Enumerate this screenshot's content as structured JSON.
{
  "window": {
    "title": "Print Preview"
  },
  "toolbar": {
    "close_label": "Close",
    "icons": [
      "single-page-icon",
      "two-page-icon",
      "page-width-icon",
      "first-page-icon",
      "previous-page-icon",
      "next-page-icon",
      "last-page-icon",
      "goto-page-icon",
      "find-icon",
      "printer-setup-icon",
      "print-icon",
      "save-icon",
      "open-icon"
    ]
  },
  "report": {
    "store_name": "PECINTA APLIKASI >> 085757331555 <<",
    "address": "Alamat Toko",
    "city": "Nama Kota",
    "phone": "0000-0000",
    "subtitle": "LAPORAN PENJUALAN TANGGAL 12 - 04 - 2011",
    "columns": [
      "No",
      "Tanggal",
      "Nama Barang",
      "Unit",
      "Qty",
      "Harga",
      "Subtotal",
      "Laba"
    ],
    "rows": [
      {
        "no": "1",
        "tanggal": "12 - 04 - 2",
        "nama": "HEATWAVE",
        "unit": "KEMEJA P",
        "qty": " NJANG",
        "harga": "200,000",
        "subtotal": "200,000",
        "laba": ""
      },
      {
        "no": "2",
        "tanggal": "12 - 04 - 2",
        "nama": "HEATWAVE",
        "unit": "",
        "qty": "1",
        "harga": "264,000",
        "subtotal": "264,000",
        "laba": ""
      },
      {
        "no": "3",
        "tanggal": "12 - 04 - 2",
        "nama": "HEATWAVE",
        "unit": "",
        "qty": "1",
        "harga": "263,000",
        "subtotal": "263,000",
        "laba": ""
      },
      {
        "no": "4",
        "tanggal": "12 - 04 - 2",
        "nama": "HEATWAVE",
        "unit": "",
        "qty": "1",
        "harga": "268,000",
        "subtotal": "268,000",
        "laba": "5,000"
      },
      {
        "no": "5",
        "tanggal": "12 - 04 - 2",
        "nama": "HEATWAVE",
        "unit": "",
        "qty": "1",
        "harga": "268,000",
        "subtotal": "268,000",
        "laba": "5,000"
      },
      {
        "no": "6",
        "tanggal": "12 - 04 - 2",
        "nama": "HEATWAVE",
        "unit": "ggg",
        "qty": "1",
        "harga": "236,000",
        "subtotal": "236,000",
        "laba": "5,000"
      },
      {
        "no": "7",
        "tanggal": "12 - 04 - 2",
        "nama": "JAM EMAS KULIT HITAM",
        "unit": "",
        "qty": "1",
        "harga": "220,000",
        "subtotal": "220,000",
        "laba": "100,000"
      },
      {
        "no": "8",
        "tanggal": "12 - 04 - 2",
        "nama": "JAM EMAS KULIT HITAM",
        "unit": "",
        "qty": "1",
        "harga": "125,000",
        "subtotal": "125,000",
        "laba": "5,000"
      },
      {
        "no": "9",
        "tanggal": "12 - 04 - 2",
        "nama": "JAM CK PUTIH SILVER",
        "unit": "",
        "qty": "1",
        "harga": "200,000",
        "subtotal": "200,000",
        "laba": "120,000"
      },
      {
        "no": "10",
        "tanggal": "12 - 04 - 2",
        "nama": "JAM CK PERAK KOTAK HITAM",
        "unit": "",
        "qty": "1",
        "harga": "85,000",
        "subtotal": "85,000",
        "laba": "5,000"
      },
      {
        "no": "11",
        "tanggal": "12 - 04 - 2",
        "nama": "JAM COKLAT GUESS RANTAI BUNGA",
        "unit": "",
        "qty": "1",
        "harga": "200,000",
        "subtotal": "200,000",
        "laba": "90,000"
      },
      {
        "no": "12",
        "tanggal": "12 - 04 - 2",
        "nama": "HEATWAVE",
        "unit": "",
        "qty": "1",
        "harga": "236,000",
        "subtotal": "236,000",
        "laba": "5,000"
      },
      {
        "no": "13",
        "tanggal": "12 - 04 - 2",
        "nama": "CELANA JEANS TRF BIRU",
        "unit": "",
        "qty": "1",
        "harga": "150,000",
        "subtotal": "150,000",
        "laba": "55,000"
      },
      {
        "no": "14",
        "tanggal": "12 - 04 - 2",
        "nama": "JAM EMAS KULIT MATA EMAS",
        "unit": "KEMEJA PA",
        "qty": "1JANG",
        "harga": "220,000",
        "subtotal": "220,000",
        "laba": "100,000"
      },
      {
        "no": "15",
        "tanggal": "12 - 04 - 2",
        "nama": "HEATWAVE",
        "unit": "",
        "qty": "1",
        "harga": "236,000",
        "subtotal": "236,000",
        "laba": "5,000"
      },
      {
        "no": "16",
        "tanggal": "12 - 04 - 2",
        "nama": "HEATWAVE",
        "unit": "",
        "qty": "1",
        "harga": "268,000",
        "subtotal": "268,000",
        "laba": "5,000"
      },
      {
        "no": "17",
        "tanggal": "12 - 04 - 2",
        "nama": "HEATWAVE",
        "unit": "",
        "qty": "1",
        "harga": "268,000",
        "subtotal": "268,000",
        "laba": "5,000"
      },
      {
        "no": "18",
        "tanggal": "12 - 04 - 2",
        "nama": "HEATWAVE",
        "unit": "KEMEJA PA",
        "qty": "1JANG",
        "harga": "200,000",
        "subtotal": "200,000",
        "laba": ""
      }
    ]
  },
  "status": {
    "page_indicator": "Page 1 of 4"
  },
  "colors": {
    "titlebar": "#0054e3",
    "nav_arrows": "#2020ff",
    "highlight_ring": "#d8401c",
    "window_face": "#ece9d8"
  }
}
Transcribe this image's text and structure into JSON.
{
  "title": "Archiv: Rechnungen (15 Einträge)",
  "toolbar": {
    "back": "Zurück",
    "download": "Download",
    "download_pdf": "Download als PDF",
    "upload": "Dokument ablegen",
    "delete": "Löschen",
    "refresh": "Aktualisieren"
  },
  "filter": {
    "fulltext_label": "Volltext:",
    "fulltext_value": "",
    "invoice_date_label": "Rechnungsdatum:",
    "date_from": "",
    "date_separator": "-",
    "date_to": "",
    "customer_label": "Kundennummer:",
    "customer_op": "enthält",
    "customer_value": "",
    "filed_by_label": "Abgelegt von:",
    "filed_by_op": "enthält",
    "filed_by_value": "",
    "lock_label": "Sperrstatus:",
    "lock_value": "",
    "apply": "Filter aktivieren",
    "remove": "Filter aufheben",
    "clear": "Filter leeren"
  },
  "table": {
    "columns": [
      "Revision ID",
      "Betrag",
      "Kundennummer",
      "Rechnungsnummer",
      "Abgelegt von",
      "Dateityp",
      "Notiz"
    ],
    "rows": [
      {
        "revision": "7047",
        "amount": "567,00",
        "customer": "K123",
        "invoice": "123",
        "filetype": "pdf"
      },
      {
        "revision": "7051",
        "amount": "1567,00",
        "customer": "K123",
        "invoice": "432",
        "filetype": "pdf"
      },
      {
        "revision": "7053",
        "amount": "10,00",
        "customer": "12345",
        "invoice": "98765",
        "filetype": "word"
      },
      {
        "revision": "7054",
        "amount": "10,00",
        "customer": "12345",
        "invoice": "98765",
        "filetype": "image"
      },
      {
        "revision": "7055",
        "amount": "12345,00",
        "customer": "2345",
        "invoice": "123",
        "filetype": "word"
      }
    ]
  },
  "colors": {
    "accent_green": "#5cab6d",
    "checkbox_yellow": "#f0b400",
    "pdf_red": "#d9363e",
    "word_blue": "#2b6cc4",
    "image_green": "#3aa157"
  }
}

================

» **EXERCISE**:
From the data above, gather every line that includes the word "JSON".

» **RESULT**:
Enumerate this screenshot's content as structured JSON.
Transcribe this image's text and structure into JSON.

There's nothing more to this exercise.